So that was my Halloween film, a night before official Halloween night.  Speaking of Halloween, it does well in Japan apparently, based on the 2016 report of the Japan Anniversary Association totalling the amount spent in the 2016 market on everything from shopping to Halloween-themed dining at ¥135 billion, surpassing the ¥134 billion spent on Valentine’s Day, making it the second-biggest event in Japan after Christmas last year. Crikey.  Pokémon and Super Mario were popular last year due to, respectively, the Pokémon go phenomenon (I just don’t get the appeal of that) and Shinzo Abe’s appearance at the Olympics closing ceremony last year as Super Mario (what a good sport he was but I’m still not a fan).  The JAA is a new association to me  – only hearing of it in some random news report I came across online yesterday – which registers and tracks commemoration days in Japan (their strangest one must be lactobacillus day. Bizarre)

Well who’s surprised really that Halloween does so well in Japan.  Not only from the modern point of view of Japan outdoing America in virtually everything it adopts from there, but because Japan has always done ghost stories really well, not to mention horror, though Korea is probably better these days at horror.

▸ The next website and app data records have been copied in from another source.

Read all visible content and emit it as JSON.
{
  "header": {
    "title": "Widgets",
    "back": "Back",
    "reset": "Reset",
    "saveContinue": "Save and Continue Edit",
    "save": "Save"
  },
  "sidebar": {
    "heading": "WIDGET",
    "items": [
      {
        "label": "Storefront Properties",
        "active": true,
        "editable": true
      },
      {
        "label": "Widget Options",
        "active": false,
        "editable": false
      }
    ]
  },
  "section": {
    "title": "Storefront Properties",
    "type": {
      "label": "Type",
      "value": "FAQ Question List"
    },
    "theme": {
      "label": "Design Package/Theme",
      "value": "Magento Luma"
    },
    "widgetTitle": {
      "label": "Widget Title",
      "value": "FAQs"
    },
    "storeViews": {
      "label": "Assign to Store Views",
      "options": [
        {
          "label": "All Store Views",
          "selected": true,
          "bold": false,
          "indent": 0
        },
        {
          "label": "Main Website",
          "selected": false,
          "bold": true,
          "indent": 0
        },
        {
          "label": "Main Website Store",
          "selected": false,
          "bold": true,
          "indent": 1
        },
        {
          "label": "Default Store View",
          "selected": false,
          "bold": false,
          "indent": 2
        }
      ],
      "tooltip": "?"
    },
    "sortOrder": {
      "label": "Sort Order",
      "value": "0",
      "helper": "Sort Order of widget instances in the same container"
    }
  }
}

As for other TV entertainment, well, Japanese Style Originator, listed in my drama/documentary list, is as entertaining as watching paint dry.  I knew it was too early to list it!!  It’s more of a panel show with a documentary feel.  I watched the first episode of the series available on that streaming service we all know and love, and barely made it through to the end.  However, I decided to watch a bit of the next one and only lasted about 10 minutes.   A lot of the episodes are missing but it made no difference to me as I couldn’t go further than the second one they have up.   Between the rather silly panel of personalities and guests, and the syncing of adult voices to the kids’ dialogue which is slightly over-acted by one of them – sorry but it’s true though not nice to say about kids – it just wasn’t my cup of tea, however interesting the cultural aspects and great the potential for expanding my range of cultural vocabulary.   I might recommend it for university students whose teacher wants to kill some time, or a whole class worth of it, but otherwise I’d recommend people watch something else.  Like a good drama or documentary.  I never find the syncing of adults voices to dialogue spoken by children cute or endearing.  It’s just a bit wierd in my opinion.  Just as wierd is seeing adults in something with kids’ voices synced to their dialogue.   There’s an ad on tv a lot which is for a certain brand of sweets and these adults on a train platform are saying which ones they like the most out of a selection (another one is set on a football field) and the adults have kids’ voices and it’s just freaky.  It’s some bit funny though whereas the other way around is just not.

Anyway, Happy Halloween – hope your outfits are fun and some bit original.  Pennywise the clown from Stephen King’s IT, made into a film this year, is a pretty popular one.  I read that book years ago and it was really creepy.    I still remember how freaked out I was by it.